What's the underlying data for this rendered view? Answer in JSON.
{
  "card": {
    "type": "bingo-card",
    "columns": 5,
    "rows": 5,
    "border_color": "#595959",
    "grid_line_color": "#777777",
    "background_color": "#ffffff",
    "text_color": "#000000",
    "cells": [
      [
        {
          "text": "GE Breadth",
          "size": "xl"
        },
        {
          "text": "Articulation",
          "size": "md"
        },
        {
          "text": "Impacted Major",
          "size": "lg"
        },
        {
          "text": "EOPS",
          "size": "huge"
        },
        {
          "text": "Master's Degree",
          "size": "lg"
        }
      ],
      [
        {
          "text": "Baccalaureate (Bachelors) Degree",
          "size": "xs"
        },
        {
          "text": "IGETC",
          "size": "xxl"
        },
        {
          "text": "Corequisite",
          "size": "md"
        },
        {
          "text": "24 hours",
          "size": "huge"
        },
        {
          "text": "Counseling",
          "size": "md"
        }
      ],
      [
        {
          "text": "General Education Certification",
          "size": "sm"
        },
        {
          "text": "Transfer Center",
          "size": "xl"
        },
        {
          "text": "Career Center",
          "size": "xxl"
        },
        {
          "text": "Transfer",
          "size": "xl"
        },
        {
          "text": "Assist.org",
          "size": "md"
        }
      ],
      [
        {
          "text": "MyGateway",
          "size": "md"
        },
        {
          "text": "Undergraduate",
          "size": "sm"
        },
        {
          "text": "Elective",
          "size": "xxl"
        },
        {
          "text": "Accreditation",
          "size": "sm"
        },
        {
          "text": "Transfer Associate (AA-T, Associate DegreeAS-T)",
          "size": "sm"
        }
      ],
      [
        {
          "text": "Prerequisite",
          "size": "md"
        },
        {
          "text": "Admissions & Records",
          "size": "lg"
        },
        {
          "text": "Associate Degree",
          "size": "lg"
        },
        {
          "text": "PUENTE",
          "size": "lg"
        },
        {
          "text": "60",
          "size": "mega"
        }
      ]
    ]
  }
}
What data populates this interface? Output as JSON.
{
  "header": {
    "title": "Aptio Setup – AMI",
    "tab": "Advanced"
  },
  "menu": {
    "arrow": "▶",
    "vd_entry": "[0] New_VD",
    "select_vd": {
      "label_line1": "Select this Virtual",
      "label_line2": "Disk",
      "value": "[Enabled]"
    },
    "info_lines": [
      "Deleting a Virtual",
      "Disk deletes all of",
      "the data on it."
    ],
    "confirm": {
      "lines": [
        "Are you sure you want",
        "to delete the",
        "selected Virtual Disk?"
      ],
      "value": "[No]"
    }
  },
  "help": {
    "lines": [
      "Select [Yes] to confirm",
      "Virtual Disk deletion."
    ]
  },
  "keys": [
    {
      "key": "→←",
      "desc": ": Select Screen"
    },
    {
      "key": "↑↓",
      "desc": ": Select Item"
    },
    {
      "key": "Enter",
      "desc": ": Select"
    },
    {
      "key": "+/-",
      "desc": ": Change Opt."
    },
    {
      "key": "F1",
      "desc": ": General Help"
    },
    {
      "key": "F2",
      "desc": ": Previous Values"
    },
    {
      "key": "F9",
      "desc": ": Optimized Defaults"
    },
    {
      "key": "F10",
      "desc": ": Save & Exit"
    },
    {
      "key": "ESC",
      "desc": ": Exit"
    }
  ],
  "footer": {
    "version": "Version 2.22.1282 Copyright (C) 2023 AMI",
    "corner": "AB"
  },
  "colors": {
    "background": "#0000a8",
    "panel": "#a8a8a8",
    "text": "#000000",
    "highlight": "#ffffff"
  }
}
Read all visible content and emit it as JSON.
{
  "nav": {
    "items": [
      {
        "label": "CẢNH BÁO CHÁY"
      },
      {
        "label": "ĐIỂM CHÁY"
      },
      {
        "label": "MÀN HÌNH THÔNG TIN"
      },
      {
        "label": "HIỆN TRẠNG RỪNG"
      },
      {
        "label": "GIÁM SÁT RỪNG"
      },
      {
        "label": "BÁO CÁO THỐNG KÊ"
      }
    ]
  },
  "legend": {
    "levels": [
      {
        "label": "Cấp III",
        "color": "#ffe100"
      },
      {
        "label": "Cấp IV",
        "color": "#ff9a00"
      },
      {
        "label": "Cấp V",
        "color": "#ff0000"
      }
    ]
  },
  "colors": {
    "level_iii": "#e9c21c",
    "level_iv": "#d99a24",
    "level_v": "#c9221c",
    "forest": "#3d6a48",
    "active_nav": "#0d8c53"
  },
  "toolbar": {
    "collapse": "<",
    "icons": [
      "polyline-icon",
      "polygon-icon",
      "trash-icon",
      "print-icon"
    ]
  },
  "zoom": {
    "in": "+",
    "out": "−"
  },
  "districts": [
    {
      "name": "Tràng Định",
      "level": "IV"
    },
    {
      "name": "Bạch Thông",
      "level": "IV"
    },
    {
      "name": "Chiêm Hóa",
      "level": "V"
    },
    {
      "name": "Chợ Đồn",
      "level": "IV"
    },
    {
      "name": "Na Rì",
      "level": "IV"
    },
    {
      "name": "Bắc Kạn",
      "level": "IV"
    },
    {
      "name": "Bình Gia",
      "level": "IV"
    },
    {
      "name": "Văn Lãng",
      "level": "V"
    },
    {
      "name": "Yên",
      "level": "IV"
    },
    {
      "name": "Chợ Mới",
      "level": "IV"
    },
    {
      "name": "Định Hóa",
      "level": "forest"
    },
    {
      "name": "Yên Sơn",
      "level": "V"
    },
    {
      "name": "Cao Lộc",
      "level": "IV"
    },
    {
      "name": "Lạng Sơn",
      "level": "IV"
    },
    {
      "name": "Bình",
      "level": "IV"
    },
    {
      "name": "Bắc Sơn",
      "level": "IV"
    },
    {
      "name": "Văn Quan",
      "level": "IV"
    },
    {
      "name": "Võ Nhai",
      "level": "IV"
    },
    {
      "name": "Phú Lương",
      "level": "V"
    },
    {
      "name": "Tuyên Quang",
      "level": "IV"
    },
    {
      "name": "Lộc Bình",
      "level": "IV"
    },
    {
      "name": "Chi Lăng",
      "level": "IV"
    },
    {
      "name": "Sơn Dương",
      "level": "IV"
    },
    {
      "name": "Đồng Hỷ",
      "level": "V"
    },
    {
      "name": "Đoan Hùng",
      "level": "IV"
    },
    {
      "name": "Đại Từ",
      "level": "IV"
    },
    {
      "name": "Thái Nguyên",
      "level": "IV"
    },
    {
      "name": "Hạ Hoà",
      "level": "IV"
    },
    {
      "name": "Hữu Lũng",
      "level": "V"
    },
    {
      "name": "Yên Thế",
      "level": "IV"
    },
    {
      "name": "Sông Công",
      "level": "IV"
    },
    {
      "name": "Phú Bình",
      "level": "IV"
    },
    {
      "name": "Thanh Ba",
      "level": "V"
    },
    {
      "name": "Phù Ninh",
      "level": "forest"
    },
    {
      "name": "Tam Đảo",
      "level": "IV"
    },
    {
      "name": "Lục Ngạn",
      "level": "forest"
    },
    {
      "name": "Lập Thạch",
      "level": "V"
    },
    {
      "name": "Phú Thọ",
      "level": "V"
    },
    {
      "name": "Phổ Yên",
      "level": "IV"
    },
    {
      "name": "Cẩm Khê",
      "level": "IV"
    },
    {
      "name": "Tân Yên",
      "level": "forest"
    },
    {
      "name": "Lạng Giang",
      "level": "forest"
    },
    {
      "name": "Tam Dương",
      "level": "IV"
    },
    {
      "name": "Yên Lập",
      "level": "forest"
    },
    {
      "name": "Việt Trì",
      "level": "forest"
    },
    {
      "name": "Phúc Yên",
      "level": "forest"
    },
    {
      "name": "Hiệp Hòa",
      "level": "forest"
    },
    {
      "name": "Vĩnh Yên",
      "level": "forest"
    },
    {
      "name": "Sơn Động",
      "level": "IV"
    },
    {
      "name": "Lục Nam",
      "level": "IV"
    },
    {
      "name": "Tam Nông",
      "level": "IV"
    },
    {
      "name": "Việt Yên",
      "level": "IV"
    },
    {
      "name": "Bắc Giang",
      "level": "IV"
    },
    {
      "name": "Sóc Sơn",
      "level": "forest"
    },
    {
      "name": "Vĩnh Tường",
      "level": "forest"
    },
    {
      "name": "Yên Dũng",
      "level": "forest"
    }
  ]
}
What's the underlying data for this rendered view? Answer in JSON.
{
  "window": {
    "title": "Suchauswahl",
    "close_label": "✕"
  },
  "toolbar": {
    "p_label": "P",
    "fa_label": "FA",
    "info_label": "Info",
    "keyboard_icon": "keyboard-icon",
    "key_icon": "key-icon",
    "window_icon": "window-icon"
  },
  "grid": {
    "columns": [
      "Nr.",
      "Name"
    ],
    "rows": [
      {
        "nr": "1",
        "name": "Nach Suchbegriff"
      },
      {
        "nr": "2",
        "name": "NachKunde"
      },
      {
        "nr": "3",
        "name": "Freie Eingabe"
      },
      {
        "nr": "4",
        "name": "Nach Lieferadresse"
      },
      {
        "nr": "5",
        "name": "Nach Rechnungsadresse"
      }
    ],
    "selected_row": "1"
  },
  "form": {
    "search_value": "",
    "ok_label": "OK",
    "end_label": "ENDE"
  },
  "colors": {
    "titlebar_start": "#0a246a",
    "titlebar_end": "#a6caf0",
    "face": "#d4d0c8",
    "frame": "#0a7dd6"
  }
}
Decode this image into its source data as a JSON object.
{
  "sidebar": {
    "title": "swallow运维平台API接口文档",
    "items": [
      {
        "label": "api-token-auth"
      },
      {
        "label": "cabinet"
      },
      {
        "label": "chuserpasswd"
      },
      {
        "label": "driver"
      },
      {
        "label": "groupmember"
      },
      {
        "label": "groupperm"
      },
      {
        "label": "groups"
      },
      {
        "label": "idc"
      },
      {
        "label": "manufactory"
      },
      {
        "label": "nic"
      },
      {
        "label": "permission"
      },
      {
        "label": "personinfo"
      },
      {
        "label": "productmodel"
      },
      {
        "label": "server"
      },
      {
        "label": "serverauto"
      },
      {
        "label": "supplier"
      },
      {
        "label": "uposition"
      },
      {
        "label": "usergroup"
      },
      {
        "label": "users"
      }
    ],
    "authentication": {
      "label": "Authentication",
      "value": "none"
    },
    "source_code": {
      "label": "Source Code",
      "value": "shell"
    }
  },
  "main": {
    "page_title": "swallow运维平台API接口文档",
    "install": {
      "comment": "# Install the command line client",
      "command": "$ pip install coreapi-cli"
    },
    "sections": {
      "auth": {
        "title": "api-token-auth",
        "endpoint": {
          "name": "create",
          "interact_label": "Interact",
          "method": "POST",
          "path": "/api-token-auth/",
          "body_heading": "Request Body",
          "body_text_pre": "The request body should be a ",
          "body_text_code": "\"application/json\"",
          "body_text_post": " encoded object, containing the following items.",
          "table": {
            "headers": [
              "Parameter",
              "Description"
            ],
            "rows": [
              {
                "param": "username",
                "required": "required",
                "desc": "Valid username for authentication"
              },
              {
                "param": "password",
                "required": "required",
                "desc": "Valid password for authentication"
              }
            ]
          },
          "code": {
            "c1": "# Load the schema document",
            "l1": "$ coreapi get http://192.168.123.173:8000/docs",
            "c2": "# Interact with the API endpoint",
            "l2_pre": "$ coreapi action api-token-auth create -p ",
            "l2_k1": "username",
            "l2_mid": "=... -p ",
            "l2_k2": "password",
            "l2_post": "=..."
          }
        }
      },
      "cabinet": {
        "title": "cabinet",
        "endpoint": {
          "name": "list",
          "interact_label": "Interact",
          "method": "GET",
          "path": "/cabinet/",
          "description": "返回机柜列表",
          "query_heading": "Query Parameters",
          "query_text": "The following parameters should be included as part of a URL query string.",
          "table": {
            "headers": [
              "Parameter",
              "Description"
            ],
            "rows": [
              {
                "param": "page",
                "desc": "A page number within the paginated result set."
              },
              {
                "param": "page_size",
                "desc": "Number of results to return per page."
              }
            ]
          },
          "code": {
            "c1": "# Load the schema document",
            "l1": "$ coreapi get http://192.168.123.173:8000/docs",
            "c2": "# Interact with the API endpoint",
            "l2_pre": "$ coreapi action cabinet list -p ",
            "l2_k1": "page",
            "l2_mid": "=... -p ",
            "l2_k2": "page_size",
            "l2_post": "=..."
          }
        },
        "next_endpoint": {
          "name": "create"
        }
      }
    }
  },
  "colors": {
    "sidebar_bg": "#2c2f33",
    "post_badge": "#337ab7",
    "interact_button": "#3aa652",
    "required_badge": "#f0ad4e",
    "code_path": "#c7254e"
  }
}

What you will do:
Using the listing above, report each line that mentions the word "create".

Output below:
          "name": "create",
            "l2_pre": "$ coreapi action api-token-auth create -p ",
          "name": "create"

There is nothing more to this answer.